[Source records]
————————
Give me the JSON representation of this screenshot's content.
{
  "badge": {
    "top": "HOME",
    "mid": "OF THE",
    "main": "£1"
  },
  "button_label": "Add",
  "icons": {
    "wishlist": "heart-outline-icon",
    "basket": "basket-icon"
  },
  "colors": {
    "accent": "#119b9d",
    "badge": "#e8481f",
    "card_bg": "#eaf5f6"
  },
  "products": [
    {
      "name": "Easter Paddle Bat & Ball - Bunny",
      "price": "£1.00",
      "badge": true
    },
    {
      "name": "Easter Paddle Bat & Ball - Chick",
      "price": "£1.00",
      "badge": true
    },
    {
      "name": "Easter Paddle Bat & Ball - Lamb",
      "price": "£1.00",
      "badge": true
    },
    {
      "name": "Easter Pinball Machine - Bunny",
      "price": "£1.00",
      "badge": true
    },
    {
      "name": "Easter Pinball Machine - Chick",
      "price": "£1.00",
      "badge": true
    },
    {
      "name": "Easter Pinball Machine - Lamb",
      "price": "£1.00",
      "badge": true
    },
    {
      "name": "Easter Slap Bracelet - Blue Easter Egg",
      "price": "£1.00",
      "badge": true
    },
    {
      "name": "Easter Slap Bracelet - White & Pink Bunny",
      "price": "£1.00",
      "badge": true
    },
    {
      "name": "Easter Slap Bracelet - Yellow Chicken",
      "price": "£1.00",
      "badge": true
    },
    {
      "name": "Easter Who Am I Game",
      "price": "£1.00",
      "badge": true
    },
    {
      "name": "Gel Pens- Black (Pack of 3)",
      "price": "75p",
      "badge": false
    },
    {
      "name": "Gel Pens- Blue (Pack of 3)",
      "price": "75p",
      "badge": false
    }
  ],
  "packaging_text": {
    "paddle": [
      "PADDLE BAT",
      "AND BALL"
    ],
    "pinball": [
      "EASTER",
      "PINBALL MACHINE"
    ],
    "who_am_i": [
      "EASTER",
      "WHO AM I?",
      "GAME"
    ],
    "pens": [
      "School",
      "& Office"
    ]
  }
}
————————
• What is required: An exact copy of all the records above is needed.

• Your solution:
Give me the JSON representation of this screenshot's content.
{
  "badge": {
    "top": "HOME",
    "mid": "OF THE",
    "main": "£1"
  },
  "button_label": "Add",
  "icons": {
    "wishlist": "heart-outline-icon",
    "basket": "basket-icon"
  },
  "colors": {
    "accent": "#119b9d",
    "badge": "#e8481f",
    "card_bg": "#eaf5f6"
  },
  "products": [
    {
      "name": "Easter Paddle Bat & Ball - Bunny",
      "price": "£1.00",
      "badge": true
    },
    {
      "name": "Easter Paddle Bat & Ball - Chick",
      "price": "£1.00",
      "badge": true
    },
    {
      "name": "Easter Paddle Bat & Ball - Lamb",
      "price": "£1.00",
      "badge": true
    },
    {
      "name": "Easter Pinball Machine - Bunny",
      "price": "£1.00",
      "badge": true
    },
    {
      "name": "Easter Pinball Machine - Chick",
      "price": "£1.00",
      "badge": true
    },
    {
      "name": "Easter Pinball Machine - Lamb",
      "price": "£1.00",
      "badge": true
    },
    {
      "name": "Easter Slap Bracelet - Blue Easter Egg",
      "price": "£1.00",
      "badge": true
    },
    {
      "name": "Easter Slap Bracelet - White & Pink Bunny",
      "price": "£1.00",
      "badge": true
    },
    {
      "name": "Easter Slap Bracelet - Yellow Chicken",
      "price": "£1.00",
      "badge": true
    },
    {
      "name": "Easter Who Am I Game",
      "price": "£1.00",
      "badge": true
    },
    {
      "name": "Gel Pens- Black (Pack of 3)",
      "price": "75p",
      "badge": false
    },
    {
      "name": "Gel Pens- Blue (Pack of 3)",
      "price": "75p",
      "badge": false
    }
  ],
  "packaging_text": {
    "paddle": [
      "PADDLE BAT",
      "AND BALL"
    ],
    "pinball": [
      "EASTER",
      "PINBALL MACHINE"
    ],
    "who_am_i": [
      "EASTER",
      "WHO AM I?",
      "GAME"
    ],
    "pens": [
      "School",
      "& Office"
    ]
  }
}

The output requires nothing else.